However, Jobbik, like any classic far-right formation, are political magpies, picking and choosing from the left and the right. Its website article that is supposed to explode "myths" about the party goes on to explain, without giving evidence, how gypsies increase crime in whichever country they go to, promotes Greater Hungary chauvinism – aiming to restore Hungary to its pre-World-War-One borders – and demands the return of the Csendorseg, the Hungarian Gendarmerie, the country's chief agents of Jewish deportations during the Holocaust, notorious for robberies, acts of torture and a viciousness which startled even the Germans.
"When the Gendarmerie walked down the street and gypsies saw them, they would run away. They knew someone was watching them," warns Mr Varkonyi.
Vilmos Hanti, the president of the Hungarian Federation of Resistance Fighters and Anti-fascists (Measz), which dates back to 1945, blames the youthful attraction to the far-right on a gap in the school curriculum after 1990.
"History books used in the schools are without a word of criticism regarding the role of Hungary in the Second World War. The young people of today know very little about Hungarian anti-fascist resistance," he says. "In spite of our efforts, a museum presenting Hungarian resistance to young people was never realised."
In the six months that followed the 2006 anti-Gyurcsany riots in Budapest, Jobbik boosted its profile with a militant campaign against "Gypsy crime." Then, further building on its notoriety, the following year, the party launched the paramilitary Magyar Garda, or Hungarian Guard.
The Magyar Garda, attired in black boots, black trousers, white shirt and black vest, take their oaths under the red-and-white striped flag of Arpad, the banner of the Arrow Cross, the Hungarian fascists who murdered between 10,000 and 15,000 Jews and together with the Gendarmes sent 80,000 to their deaths in Auschwitz.
The Budapest Jewish Youth Organisation's Mr Schonburger says that the police in many cases are leaving the Hungarian Guard to solve problems: "'They say 'We can't help.

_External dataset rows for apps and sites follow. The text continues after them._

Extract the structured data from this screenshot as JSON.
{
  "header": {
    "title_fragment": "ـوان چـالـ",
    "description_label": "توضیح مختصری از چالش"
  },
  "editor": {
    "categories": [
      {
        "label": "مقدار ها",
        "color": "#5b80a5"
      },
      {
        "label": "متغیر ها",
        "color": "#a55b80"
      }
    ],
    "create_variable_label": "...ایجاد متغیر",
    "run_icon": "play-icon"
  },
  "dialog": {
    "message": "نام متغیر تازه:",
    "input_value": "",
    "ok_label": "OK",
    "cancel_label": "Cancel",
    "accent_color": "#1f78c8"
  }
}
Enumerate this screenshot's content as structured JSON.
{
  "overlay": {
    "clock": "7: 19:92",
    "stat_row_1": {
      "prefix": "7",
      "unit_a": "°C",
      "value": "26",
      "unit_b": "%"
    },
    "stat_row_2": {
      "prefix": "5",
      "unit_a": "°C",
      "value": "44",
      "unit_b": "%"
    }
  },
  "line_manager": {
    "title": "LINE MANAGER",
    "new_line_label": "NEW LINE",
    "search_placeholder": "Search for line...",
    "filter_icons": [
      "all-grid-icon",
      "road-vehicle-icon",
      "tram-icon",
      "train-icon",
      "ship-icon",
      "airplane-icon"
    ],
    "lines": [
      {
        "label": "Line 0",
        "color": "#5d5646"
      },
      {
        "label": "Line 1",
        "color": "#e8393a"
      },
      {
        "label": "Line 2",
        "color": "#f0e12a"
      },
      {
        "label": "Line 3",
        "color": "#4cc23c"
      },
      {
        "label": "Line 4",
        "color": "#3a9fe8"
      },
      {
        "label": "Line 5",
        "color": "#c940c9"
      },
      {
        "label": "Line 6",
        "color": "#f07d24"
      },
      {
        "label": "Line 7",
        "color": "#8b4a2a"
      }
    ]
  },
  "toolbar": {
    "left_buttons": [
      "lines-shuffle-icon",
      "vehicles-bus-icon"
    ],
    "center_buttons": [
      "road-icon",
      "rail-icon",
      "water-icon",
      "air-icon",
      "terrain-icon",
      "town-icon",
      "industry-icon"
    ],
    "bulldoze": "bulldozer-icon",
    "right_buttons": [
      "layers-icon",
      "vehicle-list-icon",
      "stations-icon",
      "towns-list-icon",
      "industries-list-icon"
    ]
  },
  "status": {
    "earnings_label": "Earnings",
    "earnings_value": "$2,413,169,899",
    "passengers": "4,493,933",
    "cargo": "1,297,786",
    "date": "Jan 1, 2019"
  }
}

Go ask the Hungarian Guard.'"
Still, even two years after the riots, as late as December 2008, the party could not claim more than roughly three percent of voters. Over the following five months, it started to climb sharply as the economic crisis began to pinch, winning 14.8 percent or 428,000 votes cast in the June 2009 European Parliamentary elections, making it for the first time a serious political force.
And then on 10 April 2010, the party won 16.7 percent or 844,000 ballots, doubling its number of voters in less than a year.
While Jobbik, led by 32-year-old Gabor Vona, a history teacher and founder of the Hungarian Guard – who has said he will wear his Magyar Garda uniform when sworn in as an MP – has won over thousands of young people, it is not true to say that they form the majority of the party's voters. The bulk of Jobbik's support actually comes from the east of the country, where there is enormous economic dislocation. There, one finds a strong correlation between such poverty and support for Jobbik.
It should also be remembered that in Budapest, the LMP, from its Hungarian acronym for Politics Can Be Different, which is affiliated to the European Green Party, is also